“Listen,” he said. “I will talk to you because I want you to write down these things. The investigation by Scotland Yard has been going on for three years but even now, they and the Kenyan police cannot prove that I bought and sold children.
“If they can prove that I have done so I will go back. But no one has come forward to prove this.”
But immediately after the court ruling, Mr Deya vowed to fight the order to the bitter end. The cleric, who leads a large Pentecostal church in the UK, told the Saturday Nation he had no intention of giving up his fight against extradition proceedings to Kenya.
On Thursday, a UK judge ruled that the controversial pastor be extradited to Kenya to face trial on counts of baby-trafficking.
However, Mr Deya insisted he would not receive a fair trial if he came home.
“Tell me how I am going to survive ( back in Kenya) when they have already made false accusations against me. Look at what the police are doing now (with regard to claims that people have been killed because they are Mungiki supporters). I would not get a fair trial if I returned home. Wouldn’t they kill me?”
Mr Deya and his supporters claim the judgment rejected three strands of their defence argument against extradition.
His lawyer, Mr Ben Cooper, argued that Mr Deya should not be extradited because the UK and Kenya did not have an extradition agreement.
He also claimed that extradition was an abuse of legal process and that a judgment in favour of it would contravene the Convention on Human Rights. But following a two-day hearing in London into an extradition request by the Government, the judge ruled that Mr Deya had a case to answer.
After the court decision, the matter now rests with the Secretary of State for Justice for the final approval.
Judge Caroline Tubbs also threw out all defence objections to the extradition request, noting that no solid evidence had been provided to show that Mr Deya would either not receive a fair trial or be tortured if he returns to Kenya.
Ms Tubbs said most of the defence case relied on media information which was inherently unreliable.
The judge also said that if Mr Deya made controversial comments about Kenya and President Kibaki, “he could expect controversial comments in return.”
Ms Tubbs also said that Kenya had a “robust Press” part of which supported Mr Deya. It was therefore unlikely, she said, that he would be tortured or not receive a fair trial.

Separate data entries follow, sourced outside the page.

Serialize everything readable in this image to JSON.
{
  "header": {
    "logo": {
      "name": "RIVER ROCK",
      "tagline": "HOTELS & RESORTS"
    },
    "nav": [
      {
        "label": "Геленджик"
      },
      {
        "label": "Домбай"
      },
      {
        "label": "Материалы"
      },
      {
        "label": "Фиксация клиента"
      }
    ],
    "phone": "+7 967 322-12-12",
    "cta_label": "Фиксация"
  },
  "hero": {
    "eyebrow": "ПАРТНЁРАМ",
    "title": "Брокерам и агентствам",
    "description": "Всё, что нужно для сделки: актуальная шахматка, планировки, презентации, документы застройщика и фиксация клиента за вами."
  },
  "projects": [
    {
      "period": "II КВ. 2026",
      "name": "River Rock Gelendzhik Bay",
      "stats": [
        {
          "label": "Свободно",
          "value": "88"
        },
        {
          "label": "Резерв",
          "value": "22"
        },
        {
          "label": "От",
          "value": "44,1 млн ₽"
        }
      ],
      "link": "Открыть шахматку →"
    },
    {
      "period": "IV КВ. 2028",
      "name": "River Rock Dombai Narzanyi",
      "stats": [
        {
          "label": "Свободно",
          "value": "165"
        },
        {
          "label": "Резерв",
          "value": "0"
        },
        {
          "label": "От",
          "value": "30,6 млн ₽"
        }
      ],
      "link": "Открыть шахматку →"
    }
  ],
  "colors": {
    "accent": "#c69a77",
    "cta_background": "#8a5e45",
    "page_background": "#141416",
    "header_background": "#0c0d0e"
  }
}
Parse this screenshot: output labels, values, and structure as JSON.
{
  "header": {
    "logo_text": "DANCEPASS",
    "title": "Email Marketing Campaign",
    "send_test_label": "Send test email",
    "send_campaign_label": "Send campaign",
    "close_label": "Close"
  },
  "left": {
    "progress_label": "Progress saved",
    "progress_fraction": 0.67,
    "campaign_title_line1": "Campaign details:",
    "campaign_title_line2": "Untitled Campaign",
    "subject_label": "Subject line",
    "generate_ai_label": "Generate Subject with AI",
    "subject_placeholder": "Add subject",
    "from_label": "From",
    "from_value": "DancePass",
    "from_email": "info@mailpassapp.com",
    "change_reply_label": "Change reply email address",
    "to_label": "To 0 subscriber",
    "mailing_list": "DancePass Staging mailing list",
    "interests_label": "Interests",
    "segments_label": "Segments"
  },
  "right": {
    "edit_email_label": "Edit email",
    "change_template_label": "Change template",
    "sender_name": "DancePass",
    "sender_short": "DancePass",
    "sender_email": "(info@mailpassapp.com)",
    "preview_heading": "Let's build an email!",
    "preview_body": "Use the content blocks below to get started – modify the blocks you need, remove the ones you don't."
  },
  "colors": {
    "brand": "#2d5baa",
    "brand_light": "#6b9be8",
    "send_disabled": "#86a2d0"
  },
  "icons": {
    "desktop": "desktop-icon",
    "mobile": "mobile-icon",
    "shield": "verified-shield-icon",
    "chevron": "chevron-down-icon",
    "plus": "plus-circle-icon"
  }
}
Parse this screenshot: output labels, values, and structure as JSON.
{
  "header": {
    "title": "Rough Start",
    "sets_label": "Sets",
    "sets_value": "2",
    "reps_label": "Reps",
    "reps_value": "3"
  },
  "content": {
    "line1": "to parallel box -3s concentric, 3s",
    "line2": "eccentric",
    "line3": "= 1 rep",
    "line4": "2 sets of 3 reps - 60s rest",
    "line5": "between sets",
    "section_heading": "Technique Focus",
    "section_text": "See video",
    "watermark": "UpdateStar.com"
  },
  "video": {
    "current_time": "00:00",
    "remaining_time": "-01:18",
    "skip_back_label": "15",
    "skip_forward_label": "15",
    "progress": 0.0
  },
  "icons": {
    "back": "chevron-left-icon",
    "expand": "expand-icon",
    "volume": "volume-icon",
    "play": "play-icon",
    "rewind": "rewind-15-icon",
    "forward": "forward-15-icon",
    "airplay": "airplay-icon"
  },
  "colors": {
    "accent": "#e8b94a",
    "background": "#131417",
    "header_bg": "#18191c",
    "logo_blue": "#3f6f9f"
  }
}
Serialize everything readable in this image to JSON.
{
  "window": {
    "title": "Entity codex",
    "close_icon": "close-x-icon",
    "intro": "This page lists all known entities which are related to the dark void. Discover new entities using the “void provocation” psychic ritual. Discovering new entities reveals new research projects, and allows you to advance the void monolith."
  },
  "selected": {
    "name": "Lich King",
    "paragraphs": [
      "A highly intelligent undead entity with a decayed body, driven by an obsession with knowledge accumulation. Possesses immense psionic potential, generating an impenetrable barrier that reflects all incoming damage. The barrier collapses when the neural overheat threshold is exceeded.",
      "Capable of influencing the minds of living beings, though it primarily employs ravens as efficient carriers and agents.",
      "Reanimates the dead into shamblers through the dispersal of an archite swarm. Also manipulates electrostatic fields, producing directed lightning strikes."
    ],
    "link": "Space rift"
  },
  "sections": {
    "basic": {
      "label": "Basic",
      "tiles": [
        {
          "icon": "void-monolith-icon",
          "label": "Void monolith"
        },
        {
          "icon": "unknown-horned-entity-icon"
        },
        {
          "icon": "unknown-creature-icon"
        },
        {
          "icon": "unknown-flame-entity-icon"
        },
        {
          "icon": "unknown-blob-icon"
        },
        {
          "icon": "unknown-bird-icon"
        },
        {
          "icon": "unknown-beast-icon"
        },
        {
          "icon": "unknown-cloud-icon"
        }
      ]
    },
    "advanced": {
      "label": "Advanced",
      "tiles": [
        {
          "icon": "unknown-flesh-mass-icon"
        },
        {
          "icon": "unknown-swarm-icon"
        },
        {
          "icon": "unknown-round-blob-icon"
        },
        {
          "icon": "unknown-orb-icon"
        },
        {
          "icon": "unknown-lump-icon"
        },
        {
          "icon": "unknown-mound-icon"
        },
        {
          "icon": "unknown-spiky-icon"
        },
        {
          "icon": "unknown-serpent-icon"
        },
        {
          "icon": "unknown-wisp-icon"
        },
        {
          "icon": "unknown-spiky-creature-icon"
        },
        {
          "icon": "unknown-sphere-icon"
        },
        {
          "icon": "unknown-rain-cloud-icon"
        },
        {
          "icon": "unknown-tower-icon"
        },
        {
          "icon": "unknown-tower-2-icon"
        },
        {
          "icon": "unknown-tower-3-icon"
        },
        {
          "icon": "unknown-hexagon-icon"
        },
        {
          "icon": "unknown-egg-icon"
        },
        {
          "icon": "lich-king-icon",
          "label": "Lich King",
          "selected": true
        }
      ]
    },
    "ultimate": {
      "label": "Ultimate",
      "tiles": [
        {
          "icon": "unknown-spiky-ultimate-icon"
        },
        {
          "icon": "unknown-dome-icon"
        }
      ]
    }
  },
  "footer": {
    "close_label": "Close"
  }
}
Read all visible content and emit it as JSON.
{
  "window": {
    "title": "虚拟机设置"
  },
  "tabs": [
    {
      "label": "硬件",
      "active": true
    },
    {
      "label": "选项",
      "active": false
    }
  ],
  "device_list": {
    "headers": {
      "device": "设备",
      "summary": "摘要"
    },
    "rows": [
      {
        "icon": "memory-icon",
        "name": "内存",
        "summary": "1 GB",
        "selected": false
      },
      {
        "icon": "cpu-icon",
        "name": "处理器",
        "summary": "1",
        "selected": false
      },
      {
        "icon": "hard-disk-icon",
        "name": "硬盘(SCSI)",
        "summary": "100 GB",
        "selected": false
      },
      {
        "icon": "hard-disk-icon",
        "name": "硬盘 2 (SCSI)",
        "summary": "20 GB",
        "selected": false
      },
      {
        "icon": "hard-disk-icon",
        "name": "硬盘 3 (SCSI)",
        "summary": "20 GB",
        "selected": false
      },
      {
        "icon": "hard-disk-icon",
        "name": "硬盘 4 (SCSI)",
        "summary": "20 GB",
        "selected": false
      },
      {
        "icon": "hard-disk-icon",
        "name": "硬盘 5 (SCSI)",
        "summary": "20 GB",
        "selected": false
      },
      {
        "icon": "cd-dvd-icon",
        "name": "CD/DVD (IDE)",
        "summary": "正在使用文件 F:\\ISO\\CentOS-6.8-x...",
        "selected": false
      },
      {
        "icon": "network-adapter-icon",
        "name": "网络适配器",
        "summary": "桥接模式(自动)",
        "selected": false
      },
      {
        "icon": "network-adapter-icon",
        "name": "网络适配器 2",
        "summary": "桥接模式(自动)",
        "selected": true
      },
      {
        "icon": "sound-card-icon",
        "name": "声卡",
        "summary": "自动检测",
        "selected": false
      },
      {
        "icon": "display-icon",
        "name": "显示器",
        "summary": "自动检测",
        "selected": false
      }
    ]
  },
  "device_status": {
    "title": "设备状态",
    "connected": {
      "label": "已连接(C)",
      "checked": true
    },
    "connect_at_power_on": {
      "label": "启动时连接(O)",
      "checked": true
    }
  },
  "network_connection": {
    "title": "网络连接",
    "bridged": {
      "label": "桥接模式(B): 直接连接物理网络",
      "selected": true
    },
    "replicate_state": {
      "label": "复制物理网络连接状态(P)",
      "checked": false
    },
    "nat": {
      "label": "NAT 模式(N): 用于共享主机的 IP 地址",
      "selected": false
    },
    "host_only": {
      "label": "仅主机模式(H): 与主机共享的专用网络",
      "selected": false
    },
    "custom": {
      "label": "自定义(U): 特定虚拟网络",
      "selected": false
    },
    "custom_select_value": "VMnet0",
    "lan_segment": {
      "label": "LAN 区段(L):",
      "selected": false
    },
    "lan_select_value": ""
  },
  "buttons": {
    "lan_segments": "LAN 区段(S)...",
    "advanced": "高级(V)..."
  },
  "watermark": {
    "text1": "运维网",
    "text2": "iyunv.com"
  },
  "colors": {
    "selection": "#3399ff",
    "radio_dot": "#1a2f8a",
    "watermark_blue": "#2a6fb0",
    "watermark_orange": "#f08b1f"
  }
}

The judge also rejected the defence arguments that Mr Deya would be charged with the more serious offence of conspiring to murder a police officer once in Kenya.
“This is a very serious allegation. There must be strong evidence to prove that the Kenyan Government is not acting in good faith and I am not persuaded of that, ” said the court.
Moreover, while acknowledging that prison conditions in Kenya were “poor”, the judge said that Mr Deya was a fit man in his mid 50s and that the likely sentence – if found guilt – would only be a few years.
During the hearing which began on Wednesday, the Government alleged that Mr Deya stole five children in May 1999 and December 2004.
Mr Cooper had said his client was a victim of political vendetta by the Government. Mr Deya, who runs the south-London based Gilbert Deya Ministries, was arrested by the UK authorities following the extradition request last December.
In her submission on behalf of the Government, Adina Ezekiel told the Westminster district court judge that there was sufficient evidence to back their requests.
The so-called “miracle babies” story involving miraculous births by previously barren mothers as a result of prayer was not backed by forensic and DNA evidence, the court was told.
Police allege that the Gilbert Deya Ministries is an international baby-snatching ring. Their investigation centres around the disappearance of babies from Nairobi’s Pumwani Maternity Hospital and is said to involve suspects in the UK, Ghana, Nigeria, Uganda and Kenya.
Mr Deya was granted £50,000 bail pending an expected appeal.